                          • #14
                            I've always enjoyed this prayer: ~~Native American Prayer
                            Oh, Great Spirit
                            Whose voice I hear in the winds,
                            And whose breath gives life to all the world,
                            hear me, I am small and weak,
                            I need your strength and wisdom.
                            Let me walk in beauty and make my eyes ever behold
                            the red and purple sunset.
                            Make my hands respect the things you have
                            made and my ears sharp to hear your voice.
                            Make me wise so that I may understand the things
                            you have taught my people.
                            Let me learn the lessons you have
                            hidden in every leaf and rock.
                            I seek strength, not to be greater than my brother,
                            but to fight my greatest enemy - myself.
                            Make me always ready to come to you
                            with clean hands and straight eyes.
                            So when life fades, as the fading sunset,
                            my Spirit may come to you without shame.

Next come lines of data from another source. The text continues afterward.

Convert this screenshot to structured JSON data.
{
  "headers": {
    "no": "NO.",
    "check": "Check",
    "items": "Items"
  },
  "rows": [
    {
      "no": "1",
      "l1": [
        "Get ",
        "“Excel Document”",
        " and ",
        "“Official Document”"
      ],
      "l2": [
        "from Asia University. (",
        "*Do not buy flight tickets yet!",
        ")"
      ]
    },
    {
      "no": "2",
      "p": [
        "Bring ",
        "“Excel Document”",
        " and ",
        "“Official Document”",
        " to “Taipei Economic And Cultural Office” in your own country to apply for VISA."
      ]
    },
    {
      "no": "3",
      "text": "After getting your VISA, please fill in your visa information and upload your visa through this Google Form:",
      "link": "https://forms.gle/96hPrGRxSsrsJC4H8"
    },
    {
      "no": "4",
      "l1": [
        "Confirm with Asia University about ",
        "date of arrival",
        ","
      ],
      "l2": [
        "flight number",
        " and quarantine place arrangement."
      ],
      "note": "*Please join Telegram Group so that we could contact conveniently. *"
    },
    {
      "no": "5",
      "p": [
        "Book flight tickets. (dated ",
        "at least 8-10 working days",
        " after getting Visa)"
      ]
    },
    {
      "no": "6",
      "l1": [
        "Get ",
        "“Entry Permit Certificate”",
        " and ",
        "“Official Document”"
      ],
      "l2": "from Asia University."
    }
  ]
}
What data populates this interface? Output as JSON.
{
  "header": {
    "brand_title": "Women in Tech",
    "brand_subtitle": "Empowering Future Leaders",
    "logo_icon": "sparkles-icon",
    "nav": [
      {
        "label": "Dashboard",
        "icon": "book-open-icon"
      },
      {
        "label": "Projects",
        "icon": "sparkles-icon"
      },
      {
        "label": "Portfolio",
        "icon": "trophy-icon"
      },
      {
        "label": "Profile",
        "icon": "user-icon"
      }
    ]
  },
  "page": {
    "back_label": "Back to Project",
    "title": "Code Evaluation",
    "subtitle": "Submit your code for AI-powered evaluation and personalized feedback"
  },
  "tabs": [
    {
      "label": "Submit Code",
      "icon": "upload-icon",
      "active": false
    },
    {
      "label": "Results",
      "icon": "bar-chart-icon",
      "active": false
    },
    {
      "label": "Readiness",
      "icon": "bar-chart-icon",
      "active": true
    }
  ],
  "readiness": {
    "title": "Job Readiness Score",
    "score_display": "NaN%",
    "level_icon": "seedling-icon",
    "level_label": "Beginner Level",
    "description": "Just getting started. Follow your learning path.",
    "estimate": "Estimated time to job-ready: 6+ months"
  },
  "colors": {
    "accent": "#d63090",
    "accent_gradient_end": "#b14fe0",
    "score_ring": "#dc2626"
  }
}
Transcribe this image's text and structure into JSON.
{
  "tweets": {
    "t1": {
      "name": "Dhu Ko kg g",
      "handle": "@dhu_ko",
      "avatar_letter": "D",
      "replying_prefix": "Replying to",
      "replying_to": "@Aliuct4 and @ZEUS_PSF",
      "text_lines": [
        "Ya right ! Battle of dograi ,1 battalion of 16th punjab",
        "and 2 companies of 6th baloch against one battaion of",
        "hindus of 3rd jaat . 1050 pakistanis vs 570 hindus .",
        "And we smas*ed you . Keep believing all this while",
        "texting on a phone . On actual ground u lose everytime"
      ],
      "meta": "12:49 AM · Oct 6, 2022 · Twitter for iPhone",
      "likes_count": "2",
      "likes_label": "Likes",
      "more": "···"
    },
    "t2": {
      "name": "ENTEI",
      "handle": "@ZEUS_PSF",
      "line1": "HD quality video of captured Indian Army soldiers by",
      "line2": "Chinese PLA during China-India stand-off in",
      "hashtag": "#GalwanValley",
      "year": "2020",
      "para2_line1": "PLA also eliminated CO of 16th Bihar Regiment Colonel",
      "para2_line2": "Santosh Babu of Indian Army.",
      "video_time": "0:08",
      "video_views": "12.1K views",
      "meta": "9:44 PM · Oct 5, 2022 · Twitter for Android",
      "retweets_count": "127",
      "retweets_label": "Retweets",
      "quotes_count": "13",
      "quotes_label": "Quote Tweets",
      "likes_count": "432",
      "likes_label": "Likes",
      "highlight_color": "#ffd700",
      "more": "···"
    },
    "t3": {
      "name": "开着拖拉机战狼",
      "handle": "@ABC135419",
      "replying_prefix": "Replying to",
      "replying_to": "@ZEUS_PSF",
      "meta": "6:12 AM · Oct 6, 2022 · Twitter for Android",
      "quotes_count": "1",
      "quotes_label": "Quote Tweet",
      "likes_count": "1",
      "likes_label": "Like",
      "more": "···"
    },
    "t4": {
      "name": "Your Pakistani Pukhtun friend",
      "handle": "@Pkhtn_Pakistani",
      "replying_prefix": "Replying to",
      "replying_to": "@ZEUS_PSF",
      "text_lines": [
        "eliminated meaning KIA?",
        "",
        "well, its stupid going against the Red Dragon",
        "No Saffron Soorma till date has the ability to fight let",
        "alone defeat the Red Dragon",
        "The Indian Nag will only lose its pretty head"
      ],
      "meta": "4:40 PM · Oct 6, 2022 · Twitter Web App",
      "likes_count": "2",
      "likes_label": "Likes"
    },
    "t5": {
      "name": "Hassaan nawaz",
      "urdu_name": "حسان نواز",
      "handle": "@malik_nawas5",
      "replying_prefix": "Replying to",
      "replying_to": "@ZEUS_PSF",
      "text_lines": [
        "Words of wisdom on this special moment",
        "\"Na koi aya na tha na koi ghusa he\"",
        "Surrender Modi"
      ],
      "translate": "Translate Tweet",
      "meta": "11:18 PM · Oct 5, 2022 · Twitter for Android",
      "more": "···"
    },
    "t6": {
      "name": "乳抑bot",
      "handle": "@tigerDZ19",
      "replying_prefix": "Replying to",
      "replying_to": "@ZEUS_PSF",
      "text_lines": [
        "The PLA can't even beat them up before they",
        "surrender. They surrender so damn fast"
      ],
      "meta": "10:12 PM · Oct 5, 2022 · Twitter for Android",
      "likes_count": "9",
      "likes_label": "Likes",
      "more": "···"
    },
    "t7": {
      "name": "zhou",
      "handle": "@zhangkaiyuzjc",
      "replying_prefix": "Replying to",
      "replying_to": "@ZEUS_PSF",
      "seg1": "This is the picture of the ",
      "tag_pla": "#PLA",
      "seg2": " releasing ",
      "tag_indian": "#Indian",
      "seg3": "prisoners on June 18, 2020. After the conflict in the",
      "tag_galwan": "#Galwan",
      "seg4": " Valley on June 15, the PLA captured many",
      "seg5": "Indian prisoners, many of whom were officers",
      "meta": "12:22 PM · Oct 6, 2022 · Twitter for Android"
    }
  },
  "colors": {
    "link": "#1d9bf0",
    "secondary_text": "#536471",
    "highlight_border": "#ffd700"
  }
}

                            (translated by Lakota Sioux Chief Yellow Lark in 1887)

                            It has Christian overtones but still sends a nice message. As I was looking for this prayer online I found this site which has a number of nice prayers (not a fan of translated 10-commandments but that's me). I can't speak for the accuracy of the attributions. Now, these almost all assume the idea of a Great Spirit but some give language to walking in the beauty of the Universe, etc. I'd be interested in hearing opinions on those in relation to non-theists belief systems.
                            Last edited by dcsimmons; 05-22-2014, 10:10 AM. Reason: expanded last sentence after reading a few more prayers on the site.


                            • #15
                              I always feel like I am patronizing Indians and play acting a bit when I use a 'traditional indian prayer' (which for all I know someone just made up). That is just how I feel. If I was to say this too much someone will no doubt tell me "well I am part indian" though I doubt most folks have not been near a reservation for decades. (I too have an indian ancestor -a Delaware Choptank--they had the distinction of surviving my assimilation with the colonists as fast as possible. So I don't feel a get a vote on authenticity)

                              I was struggling with some of the issues and one of our Methodist pastors who was an ex-army chaplain for 30 years gave me an inter-faith book which I have used for Chaplin's Aide training.

                              The more secure I get in my faith the less threatened I get with other faiths BUT I do feel the 'all are equal' argument is a bit of a cop out. But I always have lived in very multi-cultural areas and have been a religious minority a couple of times, I also enjoy discussing theology.

                              I think what 'ol BP was getting at was respect for God as expressed by individuals.

                              I do lean on my scouts to explore their faith, push their families boundaries a bit if need be, and be reasonably active. If there are really not believers I encourage them to be open to the possibility and hope and pray God helps them find a way. I really smack down disrespect to others--I would not tolerate the 'Jesus' remark because that would be offensive to other scouts. But I think we have a relatively diverse Troop for our part of town.

                              The biggest problem I have is religious bigotry with the middle school age boys--they seem to see things so black and white. The muslim and hindu boys get called 'terrorist' -- that sort of thing. The elementary age newbies are pretty nice and the high schoolers are starting to get more tolerant again. Getting boys to get up and discuss their faith is usually pretty effective--especially if combined with an appropriate holiday treat.